Today’s guest post is by Kevin Higgins, president of DoubleDigit Sales.
In a recent survey of North American sales leaders, we at Fusion Learning asked, “Do sales managers have a model they use to provide feedback to their people?” The response was amazing: 56 percent said yes, and 44 percent said no. This was an aha moment for us. Almost half of sales managers do not have a model for providing feedback. We also know from our experience in our sales-management training sessions that feedback offered without a clear model ends up as a one-way conversation delivered from the manager to the performer.
These one-way feedback conversations come in one of two types: the first is the “sandwich,” when the manager presents the performer with what he or she did well, “sandwiches” negative feedback in the middle, and wraps it up with more positive feedback. It’s a habit based on years and years of giving feedback – and it’s a habit we have to break.

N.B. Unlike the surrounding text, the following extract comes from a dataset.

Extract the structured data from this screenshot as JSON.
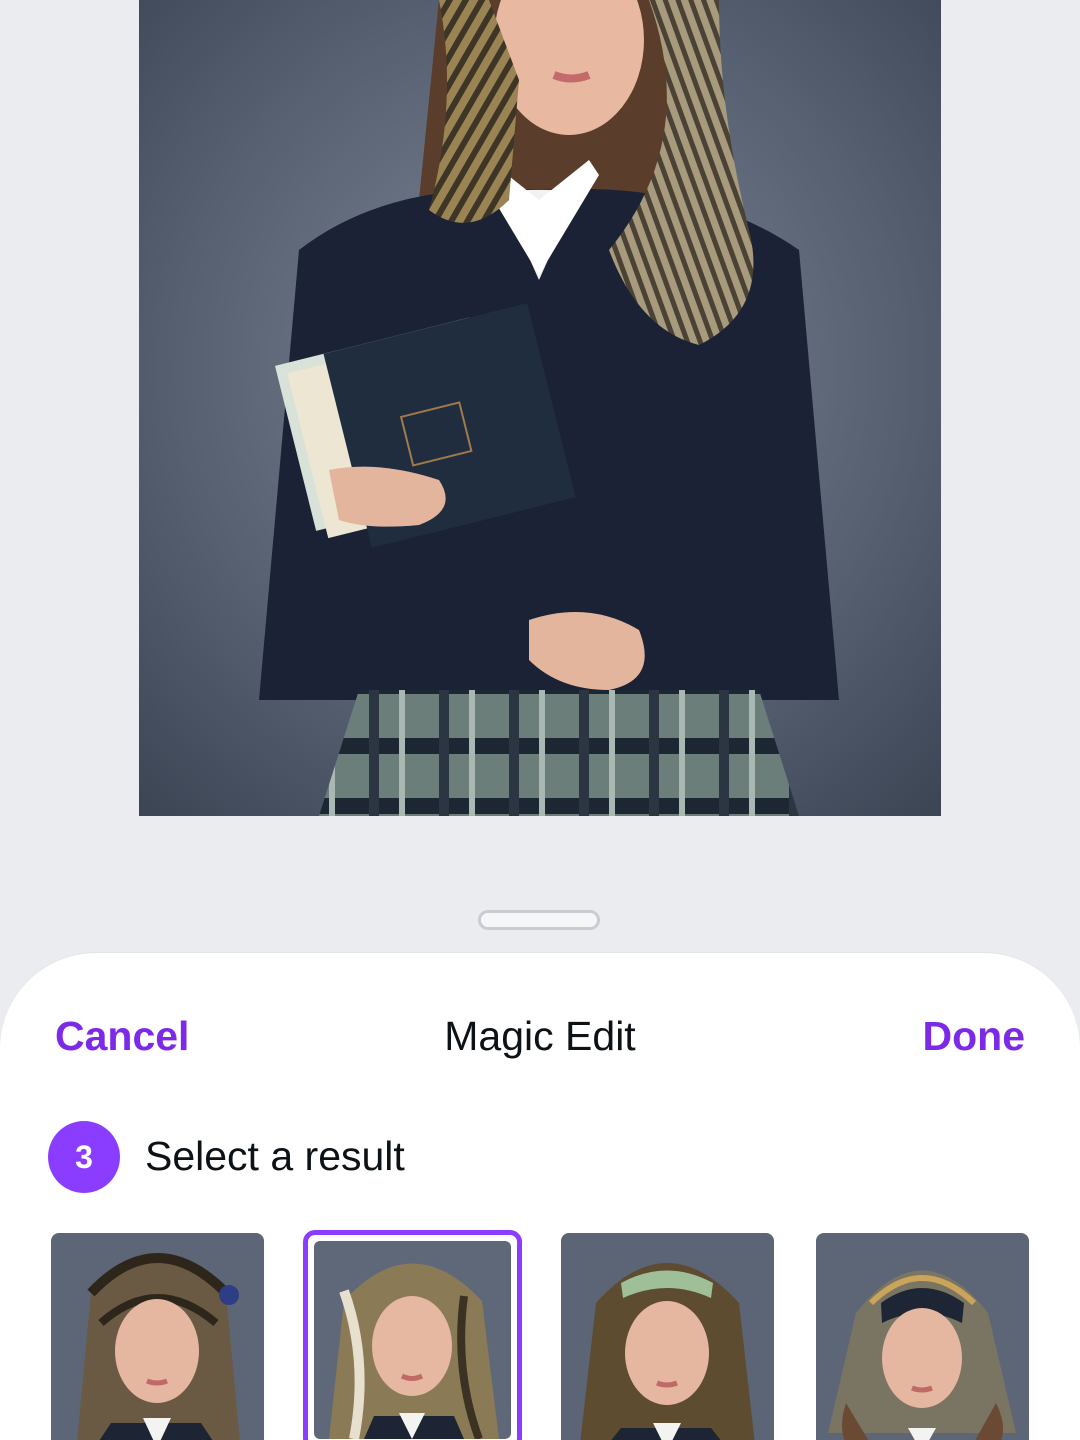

The second is the “seagull” model, which is even worse. This is when the manager doesn’t attempt to engage the performer; he or she simply states negative feedback and moves on. This is why I liken it to seagulls: they fly by, poop, and fly on. You never want to provide “seagull” feedback. Remember, if you simply tell the performer, the conversation is one way, but if you ask the performer, this facilitates a two-way conversation.
If you constantly praise your team members without suggesting improvements, you will have an extremely confident, unskilled team. If you constantly suggest how they can be better without celebrating their success, you will have a skilled team that is lacking confidence. Balance in feedback is critical – but it’s not necessarily 50/50.
A two-way Effective Feedback model makes self-discovery by the performer the first and most critical part of this process. The model has four easy-to-follow steps:
1. Ask performers what they did well.
2. You add what you feel they did well.
3. Ask performers what they will do differently next time.
4. You add what you suggest they do differently next time.
Steps 1 and 2 build confidence. We need confident team members. Steps 3 and 4 build skill. All four steps create a confident, skilled, and engaged team member.
Do we spend an equal amount of time in each of these steps? Definitely not! Different people have different capacities for feedback and different abilities to assimilate information. Those who lack confidence need more in steps 1 and 2. Those who are very confident but lack skill need more time in steps 3 and 4 (but be careful that it comes after reinforcing confidence in steps 1 and 2).
Effective two-way feedback is common sense. The four steps are not a scientific breakthrough, but they are not common practice. Making them common practice will engage your team. Once this four-step process is in place and well embedded in your culture, you’ll find team members are so well versed in feedback that they can actually provide themselves with clear, actionable, realistic, and balanced feedback on a daily basis.
How does this work in the real world? Fusion Learning’s average annual growth rate is 28 percent, and one of the most significant factors is feedback. When we hire new team members (all members, not just sales), we provide them with a two-page summary of what it will be like to work at Fusion Learning. Here is what we say about feedback:
“Growth and development is key in our industry, not only for clients, but for employees as well – you will receive constant feedback here, some you will like and some that is harder to hear – either way there is an expectation that you take it and act on it.
“We will be open and candid with you. If you are performing well you will know it and if you are not performing well you will receive feedback and coaching.”
My belief is that our successful growth has a lot to do with feedback being frequent and helpful for our team. Everyone on the team knows that feedback is a four-step process, and they know that they will need to perform some self-discovery before they are given feedback by others.